It’s safe to say that these days, cargo shipping rates are anything but even-keeled. With seemingly no end in sight, container freight rates are instead increasing to levels few in the industry could have imagined just a few months ago. Now the question everyone, from cargo owners to exporters to logistics providers, is asking: how long will this last?
This time one year ago, you had to pay US$1000 to ship a 20 ft container from Asia to Europe. In June 2021, container shipping rates for the same route had increased to more than US$8,000. The reason for the price rush has been discussed at length, but as with many unforeseen events in the last year, it is clear that the Covid-19 pandemic is to blame for the sky-high international container shipping rates.
Hence, we could say that all that is needed for container shipping costs to return to pre-pandemic levels is that the world gets the virus under control, but unfortunately, there’s more to it. Let’s try to unpack it all.
So, it is clear that Covid-19 is a big reason we have seen such a hike in global container freight rates. The pandemic has created an increased demand for products, ranging from personal protection equipment to home electronics. A disproportional amount of these products is “made in China” and thus requires shipping to eager consumers in Europe and the US. With a limited number of containers in the world, the increase in shipping container transport costs could actually be explained by the rule of supply and demand.
But of course, there’s more to the high container shipping rates than the world just staying home and playing PS5, and wearing a mask when finally venturing out. And naturally, if the solution was as simple as manufacturing more containers to lower cargo shipping rates, we would have done that already.
Instead, it is a little more complex: with more goods being shipped, a higher number of ships, with a record number of containers, are also docking at more ports. This in turn, creates heavy congestion at principal harbours in Asia, Europe, and the US: for example, the waiting time for a ship to dock and unload in Oakland, California, is now three weeks.
And then, if you add a Covid-19 outbreak among workers in a port that is already under pressure, like Yantian, the largest single port in China, you suddenly have a situation where containers sit in the dock for an average of more than 23 days. And this in a market where there’s already a container shortage.
So, if we thought the Suez Canal stoppage earlier this year was terrible, it seems the backlog that we have now will inflate container freight rates even more and that the record fees will not stabilize until the end of this year or early 2022.
But of course, the return to normal will not happen automatically. As mentioned, with so many containers stuck in ports all over the world, more actual containers are needed to be manufactured. In addition, for cargo shipping rates to stabilize, the production of goods will have to return to a pre-pandemic situation where both Europe and the US may have to be less dependent on manufacturing in China and instead generate more of their own merchandise.
So far, many companies who had long-term contracts with freight forwards have been somewhat spared from the upsurge in international container shipping rates. But by now, freight forwarders have incorporated the higher container shipping rates into many of next year’s transport contracts. With even long-term contracts at peak rates, some Chinese exporters are transferring freight aimed for European markets to railways transport. While this is still a minor part of the total sum of containers coming out of China, the number of containers leaving the country on freight trains has increased by 33% since April 2020, according to the National Development and Reform Commission, China’s top economic planning agency.
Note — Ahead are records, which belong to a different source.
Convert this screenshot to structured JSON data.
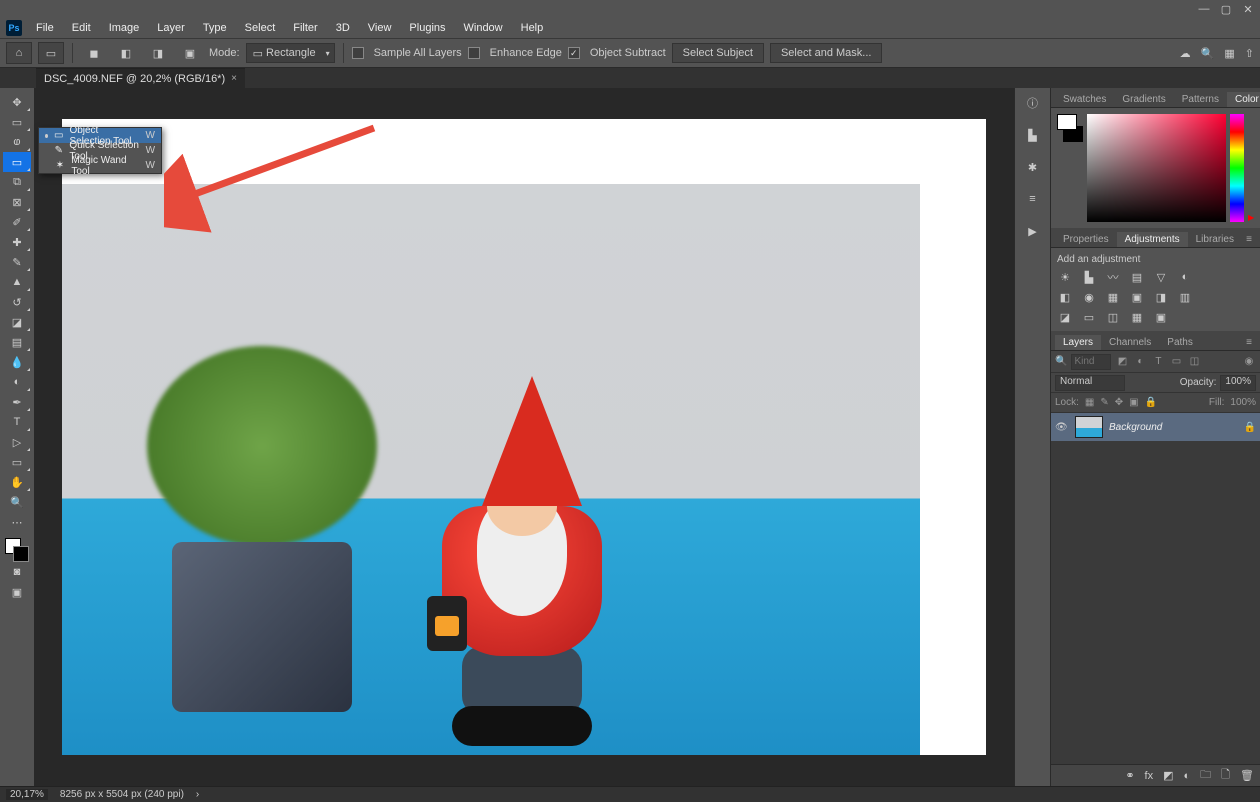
{
  "menubar": [
    "File",
    "Edit",
    "Image",
    "Layer",
    "Type",
    "Select",
    "Filter",
    "3D",
    "View",
    "Plugins",
    "Window",
    "Help"
  ],
  "optionbar": {
    "mode_label": "Mode:",
    "mode_value": "Rectangle",
    "sample_all": "Sample All Layers",
    "enhance_edge": "Enhance Edge",
    "object_subtract": "Object Subtract",
    "select_subject": "Select Subject",
    "select_and_mask": "Select and Mask..."
  },
  "document": {
    "tab_title": "DSC_4009.NEF @ 20,2% (RGB/16*)"
  },
  "tool_flyout": {
    "items": [
      {
        "label": "Object Selection Tool",
        "key": "W",
        "selected": true,
        "icon": "▭"
      },
      {
        "label": "Quick Selection Tool",
        "key": "W",
        "selected": false,
        "icon": "✎"
      },
      {
        "label": "Magic Wand Tool",
        "key": "W",
        "selected": false,
        "icon": "✶"
      }
    ]
  },
  "panel_tabs_color": [
    "Swatches",
    "Gradients",
    "Patterns",
    "Color"
  ],
  "panel_tabs_adjust": [
    "Properties",
    "Adjustments",
    "Libraries"
  ],
  "adjustments": {
    "hint": "Add an adjustment"
  },
  "panel_tabs_layers": [
    "Layers",
    "Channels",
    "Paths"
  ],
  "layers": {
    "search_placeholder": "Kind",
    "normal": "Normal",
    "opacity_label": "Opacity:",
    "opacity_value": "100%",
    "lock_label": "Lock:",
    "fill_label": "Fill:",
    "fill_value": "100%",
    "background_layer": "Background"
  },
  "statusbar": {
    "zoom": "20,17%",
    "dims": "8256 px x 5504 px (240 ppi)"
  }
}
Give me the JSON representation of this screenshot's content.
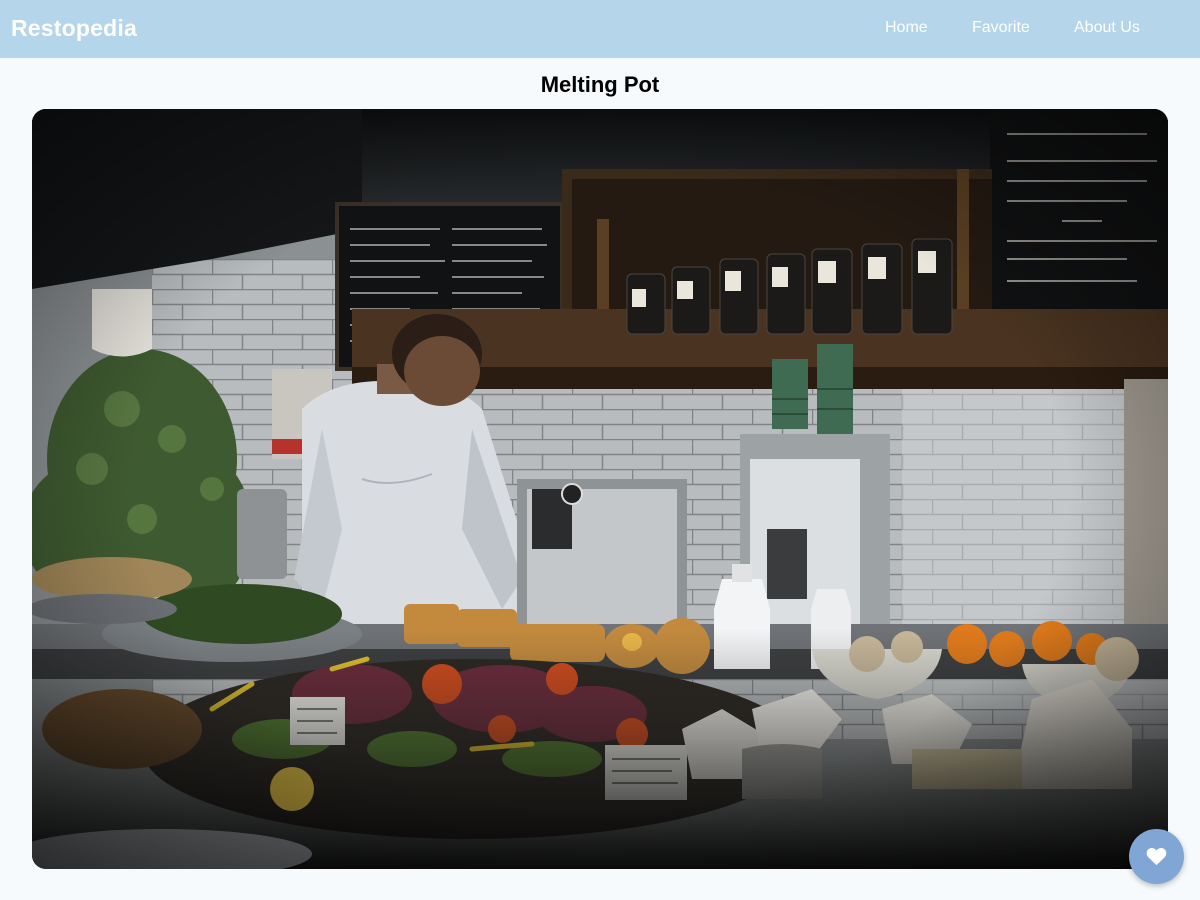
{
  "navbar": {
    "brand": "Restopedia",
    "links": [
      "Home",
      "Favorite",
      "About Us"
    ]
  },
  "restaurant": {
    "name": "Melting Pot",
    "image_alt": "Restaurant interior with a chef working behind a counter of food"
  },
  "favorite_button": {
    "icon": "heart-icon"
  },
  "colors": {
    "navbar_bg": "#b5d5ea",
    "page_bg": "#f6fafc",
    "favorite_button_bg": "#7fa6d4"
  }
}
So how do high contract rates and increased competition from other modes of transport impact the more variable spot market? No one knows for sure, but one possibility is that there may be opportunities for lower container shipping costs at the end of 2021, compared to fixed contracts, which would be a welcome respite for many cargo owners.
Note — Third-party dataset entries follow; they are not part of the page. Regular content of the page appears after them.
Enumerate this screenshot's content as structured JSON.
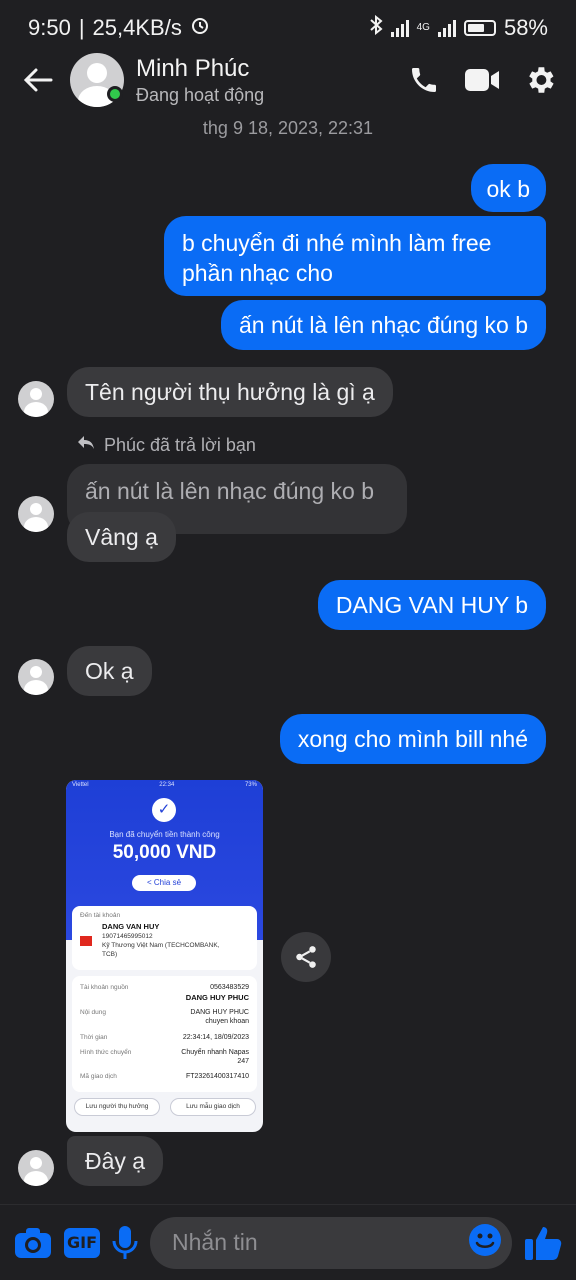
{
  "status": {
    "time": "9:50",
    "speed": "25,4KB/s",
    "network": "4G",
    "battery": "58%"
  },
  "header": {
    "name": "Minh Phúc",
    "status": "Đang hoạt động"
  },
  "timestamp": "thg 9 18, 2023, 22:31",
  "messages": {
    "m1": "ok b",
    "m2_line1": "b chuyển đi nhé mình làm free",
    "m2_line2": "phần nhạc cho",
    "m3": "ấn nút là lên nhạc đúng ko b",
    "m4": "Tên người thụ hưởng là gì ạ",
    "reply_note": "Phúc đã trả lời bạn",
    "quoted": "ấn nút là lên nhạc đúng ko b",
    "m5": "Vâng ạ",
    "m6": "DANG VAN HUY b",
    "m7": "Ok ạ",
    "m8": "xong cho mình bill nhé",
    "m9": "Đây ạ"
  },
  "bill": {
    "carrier": "Viettel",
    "time": "22:34",
    "battery": "73%",
    "done_text": "Bạn đã chuyển tiền thành công",
    "amount": "50,000 VND",
    "share": "Chia sẻ",
    "to_label": "Đến tài khoản",
    "to_name": "DANG VAN HUY",
    "to_account": "19071465995012",
    "to_bank_1": "Kỹ Thương Việt Nam (TECHCOMBANK,",
    "to_bank_2": "TCB)",
    "source_label": "Tài khoản nguồn",
    "source_account": "0563483529",
    "source_name": "DANG HUY PHUC",
    "content_label": "Nội dung",
    "content_1": "DANG HUY PHUC",
    "content_2": "chuyen khoan",
    "time_label": "Thời gian",
    "time_value": "22:34:14, 18/09/2023",
    "method_label": "Hình thức chuyển",
    "method_1": "Chuyển nhanh Napas",
    "method_2": "247",
    "code_label": "Mã giao dịch",
    "code_value": "FT23261400317410",
    "btn_save_recipient": "Lưu người thụ hưởng",
    "btn_save_template": "Lưu mẫu giao dịch"
  },
  "composer": {
    "gif_label": "GIF",
    "placeholder": "Nhắn tin"
  },
  "colors": {
    "outgoing": "#0a6cf5",
    "incoming": "#3a3a3d",
    "background": "#1f1f22",
    "online": "#31c94c"
  }
}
The Adnavem platform will carefully monitor how the market evolves and will continue to offer cargo owners the best alternatives, whether its lowest price, optimal timing or even the greenest transport alternative, from world’s leading logistic providers.
These are challenging times for cargo owners all over the world. As a business partner, Adnavem will continue to collaborate with logistics providers to offer the fastest and greenest shipping alternatives and, especially when prices are high, the lowest spot price container shipping rates out there.
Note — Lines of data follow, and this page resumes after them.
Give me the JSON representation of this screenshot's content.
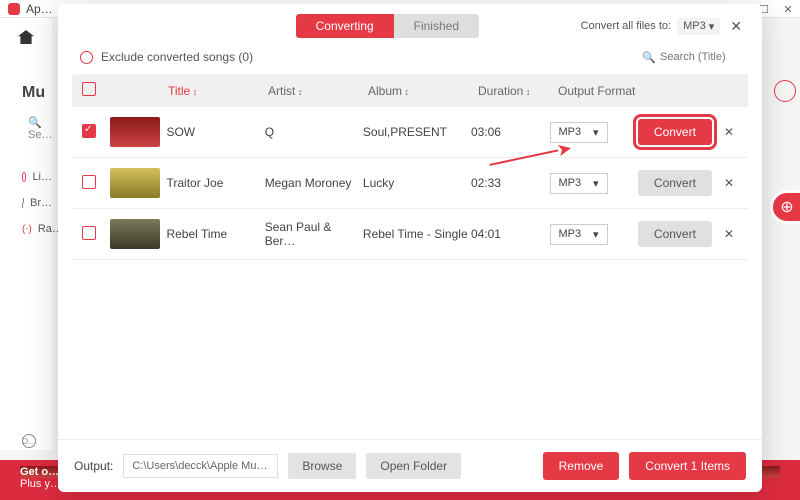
{
  "bg": {
    "app_short": "Ap…",
    "apple_music": "Mu",
    "search_hint": "Se…",
    "nav": {
      "listen": "Li…",
      "browse": "Br…",
      "radio": "Ra…"
    },
    "banner_title": "Get o…",
    "banner_sub": "Plus y…",
    "o_label": "O…"
  },
  "modal": {
    "tabs": {
      "converting": "Converting",
      "finished": "Finished"
    },
    "convert_all_label": "Convert all files to:",
    "convert_all_value": "MP3",
    "exclude_label": "Exclude converted songs (0)",
    "search_placeholder": "Search (Title)",
    "headers": {
      "title": "Title",
      "artist": "Artist",
      "album": "Album",
      "duration": "Duration",
      "output_format": "Output Format"
    },
    "rows": [
      {
        "checked": true,
        "thumb": "t1",
        "title": "SOW",
        "artist": "Q",
        "album": "Soul,PRESENT",
        "duration": "03:06",
        "format": "MP3",
        "highlight": true,
        "btn": "Convert",
        "primary": true
      },
      {
        "checked": false,
        "thumb": "t2",
        "title": "Traitor Joe",
        "artist": "Megan Moroney",
        "album": "Lucky",
        "duration": "02:33",
        "format": "MP3",
        "highlight": false,
        "btn": "Convert",
        "primary": false
      },
      {
        "checked": false,
        "thumb": "t3",
        "title": "Rebel Time",
        "artist": "Sean Paul & Ber…",
        "album": "Rebel Time - Single",
        "duration": "04:01",
        "format": "MP3",
        "highlight": false,
        "btn": "Convert",
        "primary": false
      }
    ],
    "footer": {
      "output_label": "Output:",
      "output_path": "C:\\Users\\decck\\Apple Music…",
      "browse": "Browse",
      "open_folder": "Open Folder",
      "remove": "Remove",
      "convert_items": "Convert 1 Items"
    }
  }
}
Whether you’re a cargo owner or a logistics provider, if you want to find out more about partnering with Adnavem, please contact us here.